(Beginning of Data for analysis)
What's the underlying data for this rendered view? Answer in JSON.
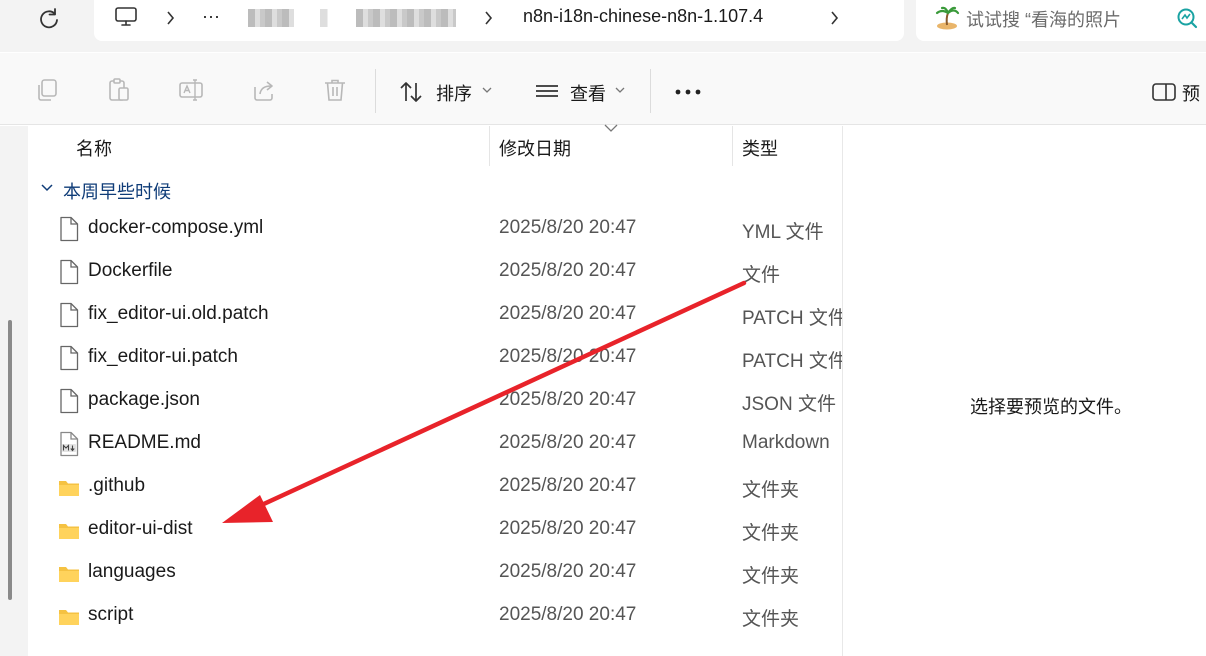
{
  "breadcrumb": {
    "ellipsis": "···",
    "current_folder": "n8n-i18n-chinese-n8n-1.107.4"
  },
  "search": {
    "placeholder": "试试搜 “看海的照片"
  },
  "toolbar": {
    "sort_label": "排序",
    "view_label": "查看",
    "preview_label": "预"
  },
  "columns": {
    "name": "名称",
    "modified": "修改日期",
    "type": "类型"
  },
  "group": {
    "label": "本周早些时候"
  },
  "files": [
    {
      "name": "docker-compose.yml",
      "date": "2025/8/20 20:47",
      "type": "YML 文件",
      "icon": "file-icon"
    },
    {
      "name": "Dockerfile",
      "date": "2025/8/20 20:47",
      "type": "文件",
      "icon": "file-icon"
    },
    {
      "name": "fix_editor-ui.old.patch",
      "date": "2025/8/20 20:47",
      "type": "PATCH 文件",
      "icon": "file-icon"
    },
    {
      "name": "fix_editor-ui.patch",
      "date": "2025/8/20 20:47",
      "type": "PATCH 文件",
      "icon": "file-icon"
    },
    {
      "name": "package.json",
      "date": "2025/8/20 20:47",
      "type": "JSON 文件",
      "icon": "file-icon"
    },
    {
      "name": "README.md",
      "date": "2025/8/20 20:47",
      "type": "Markdown",
      "icon": "markdown-file-icon"
    },
    {
      "name": ".github",
      "date": "2025/8/20 20:47",
      "type": "文件夹",
      "icon": "folder-icon"
    },
    {
      "name": "editor-ui-dist",
      "date": "2025/8/20 20:47",
      "type": "文件夹",
      "icon": "folder-icon"
    },
    {
      "name": "languages",
      "date": "2025/8/20 20:47",
      "type": "文件夹",
      "icon": "folder-icon"
    },
    {
      "name": "script",
      "date": "2025/8/20 20:47",
      "type": "文件夹",
      "icon": "folder-icon"
    }
  ],
  "preview": {
    "message": "选择要预览的文件。"
  },
  "colors": {
    "annotation_arrow": "#e8232a",
    "folder": "#f5c242",
    "group_text": "#0f3c78"
  }
}
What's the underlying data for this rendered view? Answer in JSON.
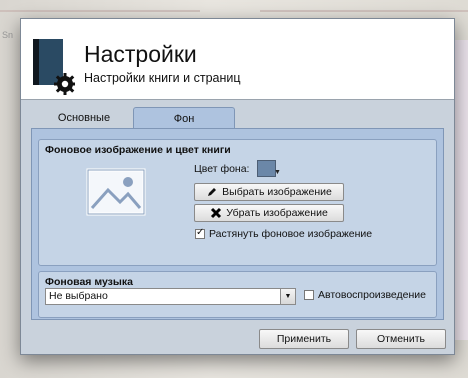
{
  "background": {
    "text": "Sn"
  },
  "header": {
    "title": "Настройки",
    "subtitle": "Настройки книги и страниц"
  },
  "tabs": [
    {
      "label": "Основные",
      "selected": false
    },
    {
      "label": "Фон",
      "selected": true
    }
  ],
  "background_group": {
    "title": "Фоновое изображение и цвет книги",
    "color_label": "Цвет фона:",
    "color_value": "#6b87a8",
    "choose_label": "Выбрать изображение",
    "remove_label": "Убрать изображение",
    "stretch_label": "Растянуть фоновое изображение",
    "stretch_checked": true
  },
  "music_group": {
    "title": "Фоновая музыка",
    "selected": "Не выбрано",
    "autoplay_label": "Автовоспроизведение",
    "autoplay_checked": false
  },
  "footer": {
    "apply_label": "Применить",
    "cancel_label": "Отменить"
  },
  "icons": [
    "book-icon",
    "gear-icon",
    "image-icon",
    "pencil-icon",
    "close-x-icon",
    "chevron-down-icon"
  ]
}
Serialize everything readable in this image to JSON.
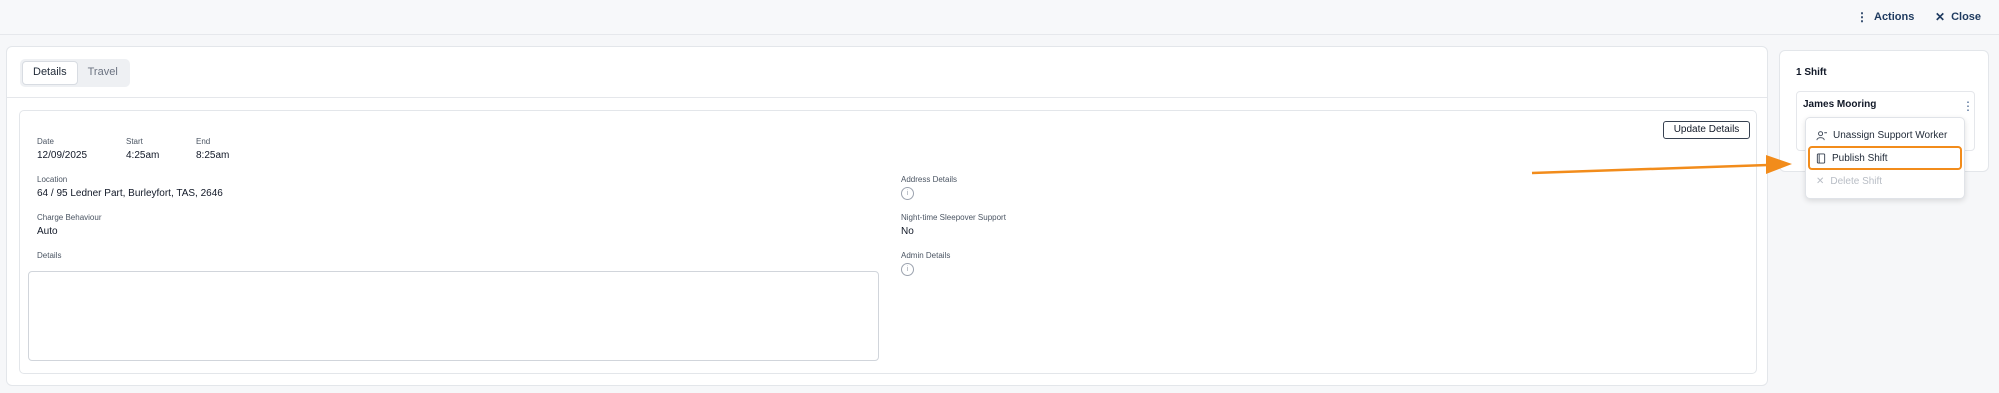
{
  "header": {
    "actions_label": "Actions",
    "close_label": "Close"
  },
  "tabs": [
    {
      "label": "Details",
      "active": true
    },
    {
      "label": "Travel",
      "active": false
    }
  ],
  "details": {
    "update_button": "Update Details",
    "date": {
      "label": "Date",
      "value": "12/09/2025"
    },
    "start": {
      "label": "Start",
      "value": "4:25am"
    },
    "end": {
      "label": "End",
      "value": "8:25am"
    },
    "location": {
      "label": "Location",
      "value": "64 / 95 Ledner Part, Burleyfort, TAS, 2646"
    },
    "address_details": {
      "label": "Address Details"
    },
    "charge_behaviour": {
      "label": "Charge Behaviour",
      "value": "Auto"
    },
    "night_sleepover": {
      "label": "Night-time Sleepover Support",
      "value": "No"
    },
    "details_field": {
      "label": "Details",
      "value": ""
    },
    "admin_details": {
      "label": "Admin Details"
    }
  },
  "shifts_panel": {
    "title": "1 Shift",
    "shift": {
      "worker_name": "James Mooring"
    }
  },
  "context_menu": {
    "items": [
      {
        "label": "Unassign Support Worker",
        "icon": "user-remove-icon",
        "disabled": false
      },
      {
        "label": "Publish Shift",
        "icon": "book-icon",
        "disabled": false,
        "highlighted": true
      },
      {
        "label": "Delete Shift",
        "icon": "close-icon",
        "disabled": true
      }
    ]
  },
  "colors": {
    "annotation_accent": "#f28c1b",
    "link_navy": "#1e3a5f"
  }
}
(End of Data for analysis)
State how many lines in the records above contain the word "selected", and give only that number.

3